Between the ages of 38 to 48, humans lose the ability to focus at near. This condition is known as presbyopia whose meaning comes from the Greek language meaning “old vision.” Presbyopia typically happens earlier in far-sighted patients and later in near-sighted patients. When the time comes to address this problem, you have several options including reading glasses, lined bifocal glasses, contact lenses and progressive multifocal glasses. Of the several options, progressive lenses offer the most natural option.
The way progressive lenses are made, the distance prescription is on the top part of the lenses and then they gradually change to near correction as the eyes move down the lenses. To make the lenses have no lines and offer a progression of focal lengths, distortions are purposely put in the lower, outer edges of the lenses. These distortions vary from brand to brand. Some brands offer a wider intermediate area for computer users. Some brands have a very short central corridor for patients that choose very small frames.

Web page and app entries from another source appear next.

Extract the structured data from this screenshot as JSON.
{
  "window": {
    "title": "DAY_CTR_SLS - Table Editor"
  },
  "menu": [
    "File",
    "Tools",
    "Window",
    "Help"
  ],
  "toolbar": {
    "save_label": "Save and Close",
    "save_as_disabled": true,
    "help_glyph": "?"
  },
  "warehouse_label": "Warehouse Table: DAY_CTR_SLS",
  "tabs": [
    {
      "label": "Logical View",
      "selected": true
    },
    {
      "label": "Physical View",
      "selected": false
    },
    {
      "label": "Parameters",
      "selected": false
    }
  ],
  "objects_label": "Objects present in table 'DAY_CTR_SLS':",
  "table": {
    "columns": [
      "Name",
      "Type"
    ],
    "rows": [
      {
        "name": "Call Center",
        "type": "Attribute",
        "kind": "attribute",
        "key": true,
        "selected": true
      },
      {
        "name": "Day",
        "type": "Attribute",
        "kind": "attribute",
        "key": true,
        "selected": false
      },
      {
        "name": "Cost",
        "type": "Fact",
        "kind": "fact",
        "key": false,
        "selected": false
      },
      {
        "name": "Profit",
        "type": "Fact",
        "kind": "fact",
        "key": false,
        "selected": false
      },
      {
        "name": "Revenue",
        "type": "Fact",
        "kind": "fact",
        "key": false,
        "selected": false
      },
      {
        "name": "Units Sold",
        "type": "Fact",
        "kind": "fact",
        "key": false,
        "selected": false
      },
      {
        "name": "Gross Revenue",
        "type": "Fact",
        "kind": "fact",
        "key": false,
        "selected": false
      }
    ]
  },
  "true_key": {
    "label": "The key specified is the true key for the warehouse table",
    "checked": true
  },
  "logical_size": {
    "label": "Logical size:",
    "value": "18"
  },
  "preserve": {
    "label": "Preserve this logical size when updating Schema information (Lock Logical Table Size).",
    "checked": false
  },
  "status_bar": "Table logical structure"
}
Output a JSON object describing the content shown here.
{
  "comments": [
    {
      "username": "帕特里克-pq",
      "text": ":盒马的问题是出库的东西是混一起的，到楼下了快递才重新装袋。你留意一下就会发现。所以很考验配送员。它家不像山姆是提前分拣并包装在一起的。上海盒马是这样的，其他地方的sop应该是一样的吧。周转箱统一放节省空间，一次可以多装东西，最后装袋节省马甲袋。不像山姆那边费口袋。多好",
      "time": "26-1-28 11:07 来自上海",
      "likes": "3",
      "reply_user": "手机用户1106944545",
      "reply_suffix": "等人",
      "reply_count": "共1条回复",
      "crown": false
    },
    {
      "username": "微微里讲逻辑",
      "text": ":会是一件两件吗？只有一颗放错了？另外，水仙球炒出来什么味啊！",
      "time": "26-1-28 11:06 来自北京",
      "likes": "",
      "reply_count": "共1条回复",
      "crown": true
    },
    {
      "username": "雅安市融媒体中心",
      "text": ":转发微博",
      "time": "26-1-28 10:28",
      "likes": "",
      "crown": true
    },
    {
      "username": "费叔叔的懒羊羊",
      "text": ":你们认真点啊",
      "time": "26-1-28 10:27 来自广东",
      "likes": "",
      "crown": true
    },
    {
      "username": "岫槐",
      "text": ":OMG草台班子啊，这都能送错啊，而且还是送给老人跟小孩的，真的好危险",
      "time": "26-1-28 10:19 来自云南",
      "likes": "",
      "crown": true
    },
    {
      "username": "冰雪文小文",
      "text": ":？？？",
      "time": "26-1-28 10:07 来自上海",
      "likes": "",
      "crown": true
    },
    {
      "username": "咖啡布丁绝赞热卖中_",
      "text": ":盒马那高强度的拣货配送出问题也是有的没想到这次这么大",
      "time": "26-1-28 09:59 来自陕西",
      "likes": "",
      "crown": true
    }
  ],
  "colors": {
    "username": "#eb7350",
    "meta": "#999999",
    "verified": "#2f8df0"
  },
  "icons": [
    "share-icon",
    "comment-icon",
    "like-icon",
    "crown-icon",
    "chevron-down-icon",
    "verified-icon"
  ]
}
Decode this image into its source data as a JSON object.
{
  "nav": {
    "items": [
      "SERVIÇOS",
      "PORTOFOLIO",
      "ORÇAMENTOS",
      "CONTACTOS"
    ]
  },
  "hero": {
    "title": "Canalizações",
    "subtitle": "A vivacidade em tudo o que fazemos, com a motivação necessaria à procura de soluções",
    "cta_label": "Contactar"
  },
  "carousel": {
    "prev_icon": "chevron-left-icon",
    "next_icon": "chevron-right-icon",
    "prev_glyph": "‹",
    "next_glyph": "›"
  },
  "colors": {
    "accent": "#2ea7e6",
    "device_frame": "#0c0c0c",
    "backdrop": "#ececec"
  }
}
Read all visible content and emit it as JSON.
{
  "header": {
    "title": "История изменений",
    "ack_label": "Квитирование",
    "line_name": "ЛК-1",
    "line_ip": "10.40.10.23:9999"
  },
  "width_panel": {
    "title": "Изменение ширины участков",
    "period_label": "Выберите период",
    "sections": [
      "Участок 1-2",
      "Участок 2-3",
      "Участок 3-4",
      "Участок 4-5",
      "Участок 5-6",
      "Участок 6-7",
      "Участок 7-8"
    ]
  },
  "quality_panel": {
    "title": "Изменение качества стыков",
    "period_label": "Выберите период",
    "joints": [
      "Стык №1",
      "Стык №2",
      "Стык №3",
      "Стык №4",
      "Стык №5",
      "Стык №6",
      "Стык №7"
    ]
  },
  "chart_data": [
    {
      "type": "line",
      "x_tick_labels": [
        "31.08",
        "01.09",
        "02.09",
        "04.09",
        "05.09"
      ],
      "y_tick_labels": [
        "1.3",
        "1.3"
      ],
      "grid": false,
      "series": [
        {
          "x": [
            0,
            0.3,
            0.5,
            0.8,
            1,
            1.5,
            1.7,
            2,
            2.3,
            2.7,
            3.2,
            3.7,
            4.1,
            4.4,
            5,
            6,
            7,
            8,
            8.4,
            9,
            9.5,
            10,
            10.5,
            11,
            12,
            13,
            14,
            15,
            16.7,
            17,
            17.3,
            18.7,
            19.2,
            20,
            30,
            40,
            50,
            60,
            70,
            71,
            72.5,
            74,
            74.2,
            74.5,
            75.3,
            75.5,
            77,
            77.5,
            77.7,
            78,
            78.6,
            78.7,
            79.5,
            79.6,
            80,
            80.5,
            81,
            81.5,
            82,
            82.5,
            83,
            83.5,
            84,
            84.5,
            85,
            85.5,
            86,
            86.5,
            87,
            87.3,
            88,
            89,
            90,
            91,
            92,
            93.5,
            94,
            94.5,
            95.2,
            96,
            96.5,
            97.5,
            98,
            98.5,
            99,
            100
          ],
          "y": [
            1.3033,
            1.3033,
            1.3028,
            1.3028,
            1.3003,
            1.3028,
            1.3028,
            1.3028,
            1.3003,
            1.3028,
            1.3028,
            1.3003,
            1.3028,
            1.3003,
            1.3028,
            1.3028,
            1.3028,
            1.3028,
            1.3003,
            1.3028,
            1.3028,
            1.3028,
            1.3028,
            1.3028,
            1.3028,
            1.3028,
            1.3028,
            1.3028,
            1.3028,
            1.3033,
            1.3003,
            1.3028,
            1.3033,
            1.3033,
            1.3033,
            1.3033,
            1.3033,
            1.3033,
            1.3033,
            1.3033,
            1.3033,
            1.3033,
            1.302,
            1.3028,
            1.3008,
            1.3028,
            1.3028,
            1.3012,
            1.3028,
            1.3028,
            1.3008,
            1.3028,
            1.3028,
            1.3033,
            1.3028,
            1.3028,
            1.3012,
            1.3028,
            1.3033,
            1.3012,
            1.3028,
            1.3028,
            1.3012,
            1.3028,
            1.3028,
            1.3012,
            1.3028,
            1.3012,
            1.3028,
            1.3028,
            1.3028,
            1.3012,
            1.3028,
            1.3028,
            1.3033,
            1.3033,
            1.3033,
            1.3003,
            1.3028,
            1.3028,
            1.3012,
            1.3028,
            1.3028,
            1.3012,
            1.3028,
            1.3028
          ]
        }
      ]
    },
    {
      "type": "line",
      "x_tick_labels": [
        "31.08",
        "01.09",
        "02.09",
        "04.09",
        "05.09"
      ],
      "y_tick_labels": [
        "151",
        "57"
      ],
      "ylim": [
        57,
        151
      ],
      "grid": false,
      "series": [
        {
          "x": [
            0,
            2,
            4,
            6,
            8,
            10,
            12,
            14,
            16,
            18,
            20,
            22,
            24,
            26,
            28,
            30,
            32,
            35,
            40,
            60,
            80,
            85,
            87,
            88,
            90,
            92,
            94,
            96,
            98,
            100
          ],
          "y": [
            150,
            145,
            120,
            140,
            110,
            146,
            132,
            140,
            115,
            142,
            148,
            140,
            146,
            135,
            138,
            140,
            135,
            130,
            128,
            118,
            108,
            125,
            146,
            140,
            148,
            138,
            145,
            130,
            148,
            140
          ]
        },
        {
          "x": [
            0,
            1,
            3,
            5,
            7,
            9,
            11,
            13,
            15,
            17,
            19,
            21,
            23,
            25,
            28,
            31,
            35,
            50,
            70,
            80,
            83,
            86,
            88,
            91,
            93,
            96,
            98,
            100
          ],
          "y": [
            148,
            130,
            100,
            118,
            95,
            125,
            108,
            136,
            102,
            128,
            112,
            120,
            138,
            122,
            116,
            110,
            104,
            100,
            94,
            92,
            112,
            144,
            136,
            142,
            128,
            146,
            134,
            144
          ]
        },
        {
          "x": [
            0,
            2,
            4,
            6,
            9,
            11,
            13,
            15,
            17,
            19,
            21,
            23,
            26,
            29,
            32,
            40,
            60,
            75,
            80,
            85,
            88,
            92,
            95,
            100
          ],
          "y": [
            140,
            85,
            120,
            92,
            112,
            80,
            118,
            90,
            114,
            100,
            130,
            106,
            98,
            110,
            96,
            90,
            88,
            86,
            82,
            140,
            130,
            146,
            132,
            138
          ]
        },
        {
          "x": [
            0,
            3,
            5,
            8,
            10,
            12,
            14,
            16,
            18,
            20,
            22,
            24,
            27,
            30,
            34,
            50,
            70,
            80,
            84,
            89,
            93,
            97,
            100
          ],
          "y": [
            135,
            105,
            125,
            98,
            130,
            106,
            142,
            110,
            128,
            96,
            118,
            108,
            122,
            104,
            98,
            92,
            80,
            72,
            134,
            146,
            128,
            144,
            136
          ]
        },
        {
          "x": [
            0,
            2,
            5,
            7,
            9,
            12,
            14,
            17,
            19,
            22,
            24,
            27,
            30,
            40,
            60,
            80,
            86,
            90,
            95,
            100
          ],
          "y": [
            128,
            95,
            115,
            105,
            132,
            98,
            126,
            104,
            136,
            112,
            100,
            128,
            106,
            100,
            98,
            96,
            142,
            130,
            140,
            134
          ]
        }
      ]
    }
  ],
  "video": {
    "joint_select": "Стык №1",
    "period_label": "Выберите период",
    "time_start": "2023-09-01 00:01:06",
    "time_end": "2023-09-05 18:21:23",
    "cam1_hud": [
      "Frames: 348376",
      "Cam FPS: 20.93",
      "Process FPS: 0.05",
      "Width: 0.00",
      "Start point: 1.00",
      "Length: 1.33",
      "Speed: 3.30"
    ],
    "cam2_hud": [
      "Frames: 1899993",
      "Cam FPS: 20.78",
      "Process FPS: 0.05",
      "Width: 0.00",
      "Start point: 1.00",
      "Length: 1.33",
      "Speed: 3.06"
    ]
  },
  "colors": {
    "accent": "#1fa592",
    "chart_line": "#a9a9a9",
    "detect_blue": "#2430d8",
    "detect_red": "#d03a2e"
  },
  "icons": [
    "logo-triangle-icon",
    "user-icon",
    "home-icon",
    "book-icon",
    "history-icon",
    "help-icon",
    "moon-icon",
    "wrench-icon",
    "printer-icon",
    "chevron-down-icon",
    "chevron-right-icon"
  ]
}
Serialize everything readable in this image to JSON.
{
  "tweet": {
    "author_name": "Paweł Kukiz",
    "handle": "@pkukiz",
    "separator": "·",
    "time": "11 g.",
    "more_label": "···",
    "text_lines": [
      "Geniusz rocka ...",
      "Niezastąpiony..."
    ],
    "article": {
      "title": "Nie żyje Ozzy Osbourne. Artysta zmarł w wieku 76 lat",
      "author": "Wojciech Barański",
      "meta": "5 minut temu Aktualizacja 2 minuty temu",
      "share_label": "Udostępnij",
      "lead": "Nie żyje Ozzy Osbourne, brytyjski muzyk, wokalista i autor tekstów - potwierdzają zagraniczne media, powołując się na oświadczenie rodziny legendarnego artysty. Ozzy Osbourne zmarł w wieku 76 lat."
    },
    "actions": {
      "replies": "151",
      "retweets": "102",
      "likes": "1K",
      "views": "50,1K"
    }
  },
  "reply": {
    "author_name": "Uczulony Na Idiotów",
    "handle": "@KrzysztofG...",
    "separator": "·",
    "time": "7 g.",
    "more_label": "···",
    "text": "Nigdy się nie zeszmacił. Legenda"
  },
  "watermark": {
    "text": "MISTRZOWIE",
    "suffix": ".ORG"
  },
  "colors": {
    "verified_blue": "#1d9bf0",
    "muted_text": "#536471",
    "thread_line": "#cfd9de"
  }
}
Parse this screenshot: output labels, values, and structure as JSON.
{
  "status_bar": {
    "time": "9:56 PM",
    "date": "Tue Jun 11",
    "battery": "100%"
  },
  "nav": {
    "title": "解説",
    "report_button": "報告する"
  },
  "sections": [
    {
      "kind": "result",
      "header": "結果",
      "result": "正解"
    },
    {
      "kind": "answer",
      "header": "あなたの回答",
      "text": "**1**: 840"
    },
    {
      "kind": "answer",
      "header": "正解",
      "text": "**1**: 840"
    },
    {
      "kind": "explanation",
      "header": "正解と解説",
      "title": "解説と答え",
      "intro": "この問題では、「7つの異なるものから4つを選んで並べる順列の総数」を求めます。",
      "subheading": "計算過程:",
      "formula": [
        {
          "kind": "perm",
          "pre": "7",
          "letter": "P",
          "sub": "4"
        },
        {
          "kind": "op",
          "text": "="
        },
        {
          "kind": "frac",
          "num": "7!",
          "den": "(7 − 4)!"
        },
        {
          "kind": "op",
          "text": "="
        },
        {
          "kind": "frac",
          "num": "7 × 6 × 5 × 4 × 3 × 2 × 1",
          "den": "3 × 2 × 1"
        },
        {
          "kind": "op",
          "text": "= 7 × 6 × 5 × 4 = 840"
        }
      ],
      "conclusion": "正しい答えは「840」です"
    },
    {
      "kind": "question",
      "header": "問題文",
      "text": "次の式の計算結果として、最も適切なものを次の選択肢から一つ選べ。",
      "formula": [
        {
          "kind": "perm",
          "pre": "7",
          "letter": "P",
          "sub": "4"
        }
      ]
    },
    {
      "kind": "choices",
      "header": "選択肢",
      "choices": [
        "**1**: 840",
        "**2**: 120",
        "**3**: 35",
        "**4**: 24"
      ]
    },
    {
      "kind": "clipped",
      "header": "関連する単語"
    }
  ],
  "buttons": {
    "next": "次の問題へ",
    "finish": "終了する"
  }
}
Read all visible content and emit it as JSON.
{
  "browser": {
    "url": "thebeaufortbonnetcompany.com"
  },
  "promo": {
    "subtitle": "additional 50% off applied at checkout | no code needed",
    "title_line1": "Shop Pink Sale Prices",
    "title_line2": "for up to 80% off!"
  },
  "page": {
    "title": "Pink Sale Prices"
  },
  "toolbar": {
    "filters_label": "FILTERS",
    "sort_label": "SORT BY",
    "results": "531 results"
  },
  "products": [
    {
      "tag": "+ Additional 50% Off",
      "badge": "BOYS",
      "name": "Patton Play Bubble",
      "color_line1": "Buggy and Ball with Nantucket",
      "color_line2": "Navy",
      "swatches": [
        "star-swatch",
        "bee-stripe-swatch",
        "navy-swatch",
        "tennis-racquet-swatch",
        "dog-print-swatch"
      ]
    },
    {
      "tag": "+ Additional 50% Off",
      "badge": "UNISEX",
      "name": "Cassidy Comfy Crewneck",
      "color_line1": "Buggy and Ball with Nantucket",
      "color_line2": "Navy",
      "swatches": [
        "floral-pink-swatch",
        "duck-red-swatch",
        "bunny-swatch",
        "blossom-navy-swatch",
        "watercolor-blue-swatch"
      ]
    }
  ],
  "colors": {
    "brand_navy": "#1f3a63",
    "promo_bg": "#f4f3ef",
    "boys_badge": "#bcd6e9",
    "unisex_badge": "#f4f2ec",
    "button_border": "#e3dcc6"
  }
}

In recent years, progressive lenses have been digitally designed for each frame shape and size making custom regions within a lens to suit an individual. Digital progressive lenses ensure the most precise prescription based on the shape of your face, how you prefer to wear your frame and the position of your eyes.
These days, the latest designs are called Free Form. They are described as a revolutionary digital manufacturing process that uses computer-aided design and surfacing to create high-level, customized eyeglass lenses with your unique prescription. Backside progressive lenses are Free Form progressive lenses that have the prescription on the back side of the lens. The advantage of this is that the power distribution sits closer to the eye making lens distortions less noticeable.
ADVANTAGES of Progressives: One of their instant advantages is that the design of progressives has no image jump or visible line on the lens. This enhances your comfort with your lenses and is a safer option when doing things such as driving. Another advantage is that unlike lined bifocals with their two focal lengths (near and far), progressives have an infinite number of focal lengths making them ideal for driving, computing, reading, shopping, etc.
DISADVANTAGES of Progressives: Some problems with progressive lenses occur when walking up and down stairs or looking at curbs. Since the reading correction and peripheral distortions are at the bottom, the stairs may seem like they move or the curb may seem too close. However, it’s all about adapting to your progressive lenses, and in about two weeks, you should be fine. Patience is necessary when first wearing them. Avoid using your older glasses or single-vision glasses, which can delay the adapting process. Wear your new progressives as much as possible. Allow at least two weeks for adapting. Any dizziness, nausea, or headaches should be told to the dispensing optician. Always allow them to troubleshoot your new glasses as a simple adjustment may be all you need.
TIPS for wearing new Progressives: 1. Every 20 minutes, stop reading and look as far as you can for about a minute. 2. Don’t go back to your old glasses for the first week or two. 3. When looking far, point your nose at the distant object. 4. Become a “head-turner” as opposed to an “eye-mover” when wearing progressive lenses. Lower your eyes, not your head, when reading.